*** Provided records ***
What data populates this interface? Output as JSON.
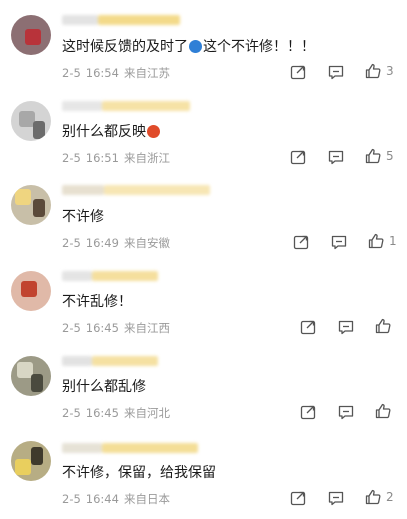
{
  "comments": [
    {
      "text_before": "这时候反馈的及时了",
      "has_emoji": true,
      "emoji_color": "#2f7fd6",
      "text_after": "这个不许修！！！",
      "date": "2-5",
      "time": "16:54",
      "location": "来自江苏",
      "likes": "3"
    },
    {
      "text_before": "别什么都反映",
      "has_emoji": true,
      "emoji_color": "#e04b2a",
      "text_after": "",
      "date": "2-5",
      "time": "16:51",
      "location": "来自浙江",
      "likes": "5"
    },
    {
      "text_before": "不许修",
      "has_emoji": false,
      "text_after": "",
      "date": "2-5",
      "time": "16:49",
      "location": "来自安徽",
      "likes": "1"
    },
    {
      "text_before": "不许乱修！",
      "has_emoji": false,
      "text_after": "",
      "date": "2-5",
      "time": "16:45",
      "location": "来自江西",
      "likes": ""
    },
    {
      "text_before": "别什么都乱修",
      "has_emoji": false,
      "text_after": "",
      "date": "2-5",
      "time": "16:45",
      "location": "来自河北",
      "likes": ""
    },
    {
      "text_before": "不许修，保留，给我保留",
      "has_emoji": false,
      "text_after": "",
      "date": "2-5",
      "time": "16:44",
      "location": "来自日本",
      "likes": "2"
    }
  ],
  "icons": {
    "share": "share-icon",
    "reply": "comment-icon",
    "like": "thumbs-up-icon"
  },
  "colors": {
    "text": "#1a1a1a",
    "meta": "#9a9a9a",
    "icon": "#555555",
    "name_blur": "#f2d889"
  }
}
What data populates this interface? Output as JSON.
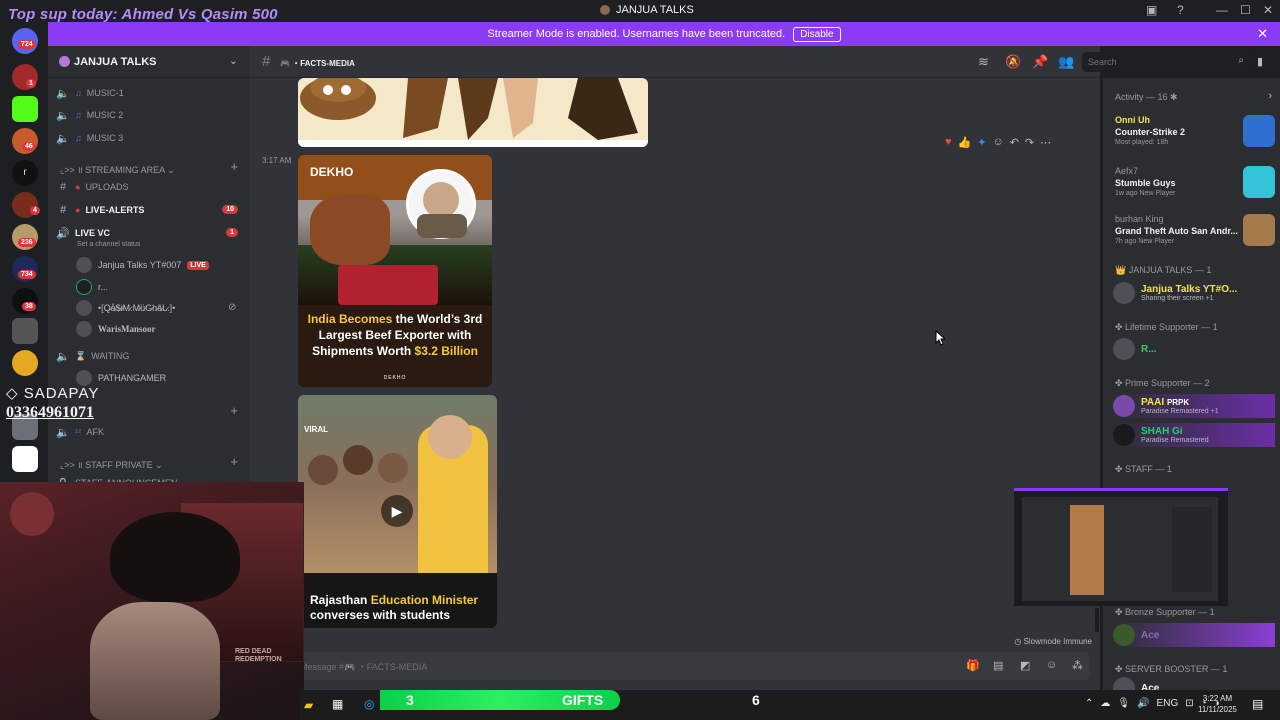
{
  "overlay": {
    "top_text": "Top sup today: Ahmed Vs Qasim 500",
    "sadapay_brand": "SADAPAY",
    "sadapay_number": "03364961071"
  },
  "window": {
    "title": "JANJUA TALKS"
  },
  "banner": {
    "text": "Streamer Mode is enabled. Usernames have been truncated.",
    "disable_label": "Disable"
  },
  "rail": {
    "badges": [
      "724",
      "1",
      "46",
      "4",
      "236",
      "734",
      "38"
    ],
    "letter": "r"
  },
  "sidebar": {
    "guild_name": "JANJUA TALKS",
    "music": [
      "MUSIC-1",
      "MUSIC 2",
      "MUSIC 3"
    ],
    "streaming_category": "STREAMING AREA",
    "uploads": "UPLOADS",
    "live_alerts": "LIVE-ALERTS",
    "live_alerts_count": "10",
    "live_vc": "LIVE VC",
    "live_vc_count": "1",
    "set_status": "Set a channel status",
    "users": {
      "u1": "Janjua Talks YT#007",
      "u1_live": "LIVE",
      "u2": "r...",
      "u3": "•[Q̷å̷$̷i̷M̷.M̷ü̷G̷h̷ã̷L̷.]•",
      "u4": "WarisMansoor"
    },
    "waiting": "WAITING",
    "pathangamer": "PATHANGAMER",
    "afk": "AFK",
    "staff_category": "STAFF PRIVATE",
    "staff_announcements": "STAFF-ANNOUNCEMEN"
  },
  "channel": {
    "name": "FACTS-MEDIA"
  },
  "search": {
    "placeholder": "Search"
  },
  "chat": {
    "timestamp": "3:17 AM",
    "card1": {
      "brand": "DEKHO",
      "headline_hl": "India Becomes",
      "headline_rest": " the World’s 3rd Largest Beef Exporter with Shipments Worth ",
      "headline_hl2": "$3.2 Billion",
      "footer": "DEKHO"
    },
    "card2": {
      "brand": "VIRAL",
      "caption_a": "Rajasthan ",
      "caption_hl": "Education Minister",
      "caption_b": " converses with students"
    },
    "slowmode": "Slowmode Immune",
    "composer_placeholder": "Message #🎮 ・FACTS-MEDIA"
  },
  "members": {
    "activity_head": "Activity — 16",
    "activities": [
      {
        "user": "Onni Uh",
        "game": "Counter-Strike 2",
        "sub": "Most played: 18h"
      },
      {
        "user": "Aefx7",
        "game": "Stumble Guys",
        "sub": "1w ago  New Player"
      },
      {
        "user": "burhan King",
        "game": "Grand Theft Auto San Andr...",
        "sub": "7h ago  New Player"
      }
    ],
    "roles": {
      "janjua": "JANJUA TALKS — 1",
      "lifetime": "Lifetime Supporter — 1",
      "prime": "Prime Supporter — 2",
      "staff": "STAFF — 1",
      "bronze": "Bronze Supporter — 1",
      "booster": "SERVER BOOSTER — 1"
    },
    "list": {
      "janjua_user": "Janjua Talks YT#O...",
      "janjua_sub": "Sharing their screen +1",
      "lifetime_user": "R...",
      "prime1": "PAAI",
      "prime1_tag": "PRPK",
      "prime1_sub": "Paradise Remastered +1",
      "prime2": "SHAH Gi",
      "prime2_sub": "Paradise Remastered",
      "bronze_user": "Ace",
      "booster_user": "Ace"
    }
  },
  "gifts": {
    "left": "3",
    "label": "GIFTS",
    "right": "6"
  },
  "taskbar": {
    "lang": "ENG",
    "time": "3:22 AM",
    "date": "11/11/2025"
  },
  "webcam": {
    "poster_text": "RED DEAD REDEMPTION"
  }
}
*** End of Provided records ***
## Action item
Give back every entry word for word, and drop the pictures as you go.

## Written solution
What data populates this interface? Output as JSON.
{
  "comments": [
    {
      "text_before": "这时候反馈的及时了",
      "has_emoji": true,
      "emoji_color": "#2f7fd6",
      "text_after": "这个不许修！！！",
      "date": "2-5",
      "time": "16:54",
      "location": "来自江苏",
      "likes": "3"
    },
    {
      "text_before": "别什么都反映",
      "has_emoji": true,
      "emoji_color": "#e04b2a",
      "text_after": "",
      "date": "2-5",
      "time": "16:51",
      "location": "来自浙江",
      "likes": "5"
    },
    {
      "text_before": "不许修",
      "has_emoji": false,
      "text_after": "",
      "date": "2-5",
      "time": "16:49",
      "location": "来自安徽",
      "likes": "1"
    },
    {
      "text_before": "不许乱修！",
      "has_emoji": false,
      "text_after": "",
      "date": "2-5",
      "time": "16:45",
      "location": "来自江西",
      "likes": ""
    },
    {
      "text_before": "别什么都乱修",
      "has_emoji": false,
      "text_after": "",
      "date": "2-5",
      "time": "16:45",
      "location": "来自河北",
      "likes": ""
    },
    {
      "text_before": "不许修，保留，给我保留",
      "has_emoji": false,
      "text_after": "",
      "date": "2-5",
      "time": "16:44",
      "location": "来自日本",
      "likes": "2"
    }
  ],
  "icons": {
    "share": "share-icon",
    "reply": "comment-icon",
    "like": "thumbs-up-icon"
  },
  "colors": {
    "text": "#1a1a1a",
    "meta": "#9a9a9a",
    "icon": "#555555",
    "name_blur": "#f2d889"
  }
}
What data populates this interface? Output as JSON.
{
  "overlay": {
    "top_text": "Top sup today: Ahmed Vs Qasim 500",
    "sadapay_brand": "SADAPAY",
    "sadapay_number": "03364961071"
  },
  "window": {
    "title": "JANJUA TALKS"
  },
  "banner": {
    "text": "Streamer Mode is enabled. Usernames have been truncated.",
    "disable_label": "Disable"
  },
  "rail": {
    "badges": [
      "724",
      "1",
      "46",
      "4",
      "236",
      "734",
      "38"
    ],
    "letter": "r"
  },
  "sidebar": {
    "guild_name": "JANJUA TALKS",
    "music": [
      "MUSIC-1",
      "MUSIC 2",
      "MUSIC 3"
    ],
    "streaming_category": "STREAMING AREA",
    "uploads": "UPLOADS",
    "live_alerts": "LIVE-ALERTS",
    "live_alerts_count": "10",
    "live_vc": "LIVE VC",
    "live_vc_count": "1",
    "set_status": "Set a channel status",
    "users": {
      "u1": "Janjua Talks YT#007",
      "u1_live": "LIVE",
      "u2": "r...",
      "u3": "•[Q̷å̷$̷i̷M̷.M̷ü̷G̷h̷ã̷L̷.]•",
      "u4": "WarisMansoor"
    },
    "waiting": "WAITING",
    "pathangamer": "PATHANGAMER",
    "afk": "AFK",
    "staff_category": "STAFF PRIVATE",
    "staff_announcements": "STAFF-ANNOUNCEMEN"
  },
  "channel": {
    "name": "FACTS-MEDIA"
  },
  "search": {
    "placeholder": "Search"
  },
  "chat": {
    "timestamp": "3:17 AM",
    "card1": {
      "brand": "DEKHO",
      "headline_hl": "India Becomes",
      "headline_rest": " the World’s 3rd Largest Beef Exporter with Shipments Worth ",
      "headline_hl2": "$3.2 Billion",
      "footer": "DEKHO"
    },
    "card2": {
      "brand": "VIRAL",
      "caption_a": "Rajasthan ",
      "caption_hl": "Education Minister",
      "caption_b": " converses with students"
    },
    "slowmode": "Slowmode Immune",
    "composer_placeholder": "Message #🎮 ・FACTS-MEDIA"
  },
  "members": {
    "activity_head": "Activity — 16",
    "activities": [
      {
        "user": "Onni Uh",
        "game": "Counter-Strike 2",
        "sub": "Most played: 18h"
      },
      {
        "user": "Aefx7",
        "game": "Stumble Guys",
        "sub": "1w ago  New Player"
      },
      {
        "user": "burhan King",
        "game": "Grand Theft Auto San Andr...",
        "sub": "7h ago  New Player"
      }
    ],
    "roles": {
      "janjua": "JANJUA TALKS — 1",
      "lifetime": "Lifetime Supporter — 1",
      "prime": "Prime Supporter — 2",
      "staff": "STAFF — 1",
      "bronze": "Bronze Supporter — 1",
      "booster": "SERVER BOOSTER — 1"
    },
    "list": {
      "janjua_user": "Janjua Talks YT#O...",
      "janjua_sub": "Sharing their screen +1",
      "lifetime_user": "R...",
      "prime1": "PAAI",
      "prime1_tag": "PRPK",
      "prime1_sub": "Paradise Remastered +1",
      "prime2": "SHAH Gi",
      "prime2_sub": "Paradise Remastered",
      "bronze_user": "Ace",
      "booster_user": "Ace"
    }
  },
  "gifts": {
    "left": "3",
    "label": "GIFTS",
    "right": "6"
  },
  "taskbar": {
    "lang": "ENG",
    "time": "3:22 AM",
    "date": "11/11/2025"
  },
  "webcam": {
    "poster_text": "RED DEAD REDEMPTION"
  }
}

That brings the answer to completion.